Photo by Mark Zuckerman / NATS INSIDER
Matt Capps has participated in this scene 20 times already this season.
Thrown out with the trash. Kicked to the curb. Non-tendered by a franchise that hasn't been good enough to play a meaningful baseball game since Barry Bonds tried to throw out Sid Bream in the 1992 NLCS.
All Capps has done since is post a major-league-leading 20 saves, closing out an astounding 69 percent of the Nationals' victories so far this year. (The record for such things, by the way, is 70.3 percent -- 45 of 64 -- by Brian Harvey of the expansion 1993 Marlins.)
"It's a good feeling," Capps said. "But it's one of those stats that it's not even possible without the right team. All of these guys have played great, they've given me lots of opportunities. It's nice to have 20, but it would been even better to have 23 or 24."
In pitching the ninth the last two nights to secure wins both for Stephen Strasburg and Drew Storen, Capps has added to his overall total as well as toppled the club that dumped him twice in a span of 25 hours.
"They're all nice," the soft-spoken right-hander said. "But to able to go out and get two against a team that didn't want you any more and show them you're still capable of doing your job, it's got a little extra sentiment to it."
That was about as much spite as Capps was willing to reveal tonight, though his bullpen mates believe there's more there under the surface.
"I think he's more happy about it than he will let on," Tyler Walker said. "The circumstances there kind of speak for themselves.
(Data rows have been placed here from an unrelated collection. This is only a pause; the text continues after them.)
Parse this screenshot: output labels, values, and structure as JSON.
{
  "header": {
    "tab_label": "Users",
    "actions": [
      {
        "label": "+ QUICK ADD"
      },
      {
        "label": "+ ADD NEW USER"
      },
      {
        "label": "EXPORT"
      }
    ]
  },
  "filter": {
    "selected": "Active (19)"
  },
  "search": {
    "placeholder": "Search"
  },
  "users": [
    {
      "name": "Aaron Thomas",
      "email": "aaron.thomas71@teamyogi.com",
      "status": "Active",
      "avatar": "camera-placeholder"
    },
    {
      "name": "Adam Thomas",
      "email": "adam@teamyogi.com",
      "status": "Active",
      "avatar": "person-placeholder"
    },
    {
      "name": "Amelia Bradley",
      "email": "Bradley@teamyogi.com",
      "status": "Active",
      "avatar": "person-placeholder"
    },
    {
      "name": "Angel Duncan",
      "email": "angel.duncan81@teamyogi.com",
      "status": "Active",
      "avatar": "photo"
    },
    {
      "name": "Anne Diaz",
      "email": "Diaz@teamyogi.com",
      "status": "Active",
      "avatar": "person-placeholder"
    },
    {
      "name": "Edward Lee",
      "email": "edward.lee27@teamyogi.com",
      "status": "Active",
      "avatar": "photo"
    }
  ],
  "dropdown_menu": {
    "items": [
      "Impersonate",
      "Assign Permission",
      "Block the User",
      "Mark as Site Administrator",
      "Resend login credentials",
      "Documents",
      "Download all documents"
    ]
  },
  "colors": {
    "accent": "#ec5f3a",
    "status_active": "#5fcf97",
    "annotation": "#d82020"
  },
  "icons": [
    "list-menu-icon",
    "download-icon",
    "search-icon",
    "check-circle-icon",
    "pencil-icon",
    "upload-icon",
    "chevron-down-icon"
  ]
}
Hopefully he'll get No. 3 tomorrow against them."
It's tough to think about where the Nationals would be right now if not for Capps. Think back to all those blown saves last season by Joel Hanrahan (who happens to be Pittsburgh's setup man now) and others. And think about how many close games the Nats have already played this season (tonight's 7-5 win was their MLB-leading 36th game decided by two runs or less).
Sure, Capps hit a bit of a bump in the road last week, blowing three saves in six days. But he really didn't pitch that poorly, and he has quickly righted the ship to leave everyone in NatsTown confident in his abilities every time he trots in from the bullpen.
Really, there's plenty of reason to be confident in the Nationals' bullpen as a whole these days. All seven current members hold ERAs under 4.06, and three hold ERAs under 2.00 (Tyler Clippard, Drew Storen and Doug Slaten).
Even the guy who has generally been considered the least-effective member of the club, Walker, owns a 3.94 ERA after making a key contribution to tonight's victory.
Walker is the guy who usually gets the ball when the Nationals are trailing, but tonight Jim Riggleman needed him with the game tied 5-5, when laboring starter John Lannan couldn't get through the fifth inning. Turns out Walker's 1 1/3 innings of scoreless relief was as important as anything else that took place. He was the bridge that got the game to Storen, Clippard and Capps.
"You get your opportunity in the game, you have to make the most of it," Walker said of his rare moment as the center of attention inside the Nats' clubhouse. "Middle relievers, if you're on SportsCenter, it's usually a bad thing. It's a home run or a bases-clearing double or something. You don't want to be on SportsCenter. You want to keep it nice and quiet and stay out of the spotlight and get your job done."
This was not a well-played game tonight. Lannan did not pitch well. The defense committed two more errors. The lineup came through with a couple of clutch hits but couldn't deliver the knockout blow to Pirates right-hander Brad Lincoln in his MLB debut.
Credit for this win, then, goes to the bullpen. Walker, Storen, Clippard and Capps combined to toss 4 1/3 innings of two-hit ball.
"You can't say enough about the job Walker did tonight, as he's done all year, coming into different roles," Capps said. "Same thing with Clippard and Storen. Those guys threw well. It was a group effort. We tried to go out and pick everybody up, and we did a nice job tonight."
You can't help but wonder if over in the visitors' clubhouse, a Pirates organization that didn't think Capps was worth keeping last winter was kicking itself for a decision gone horribly wrong.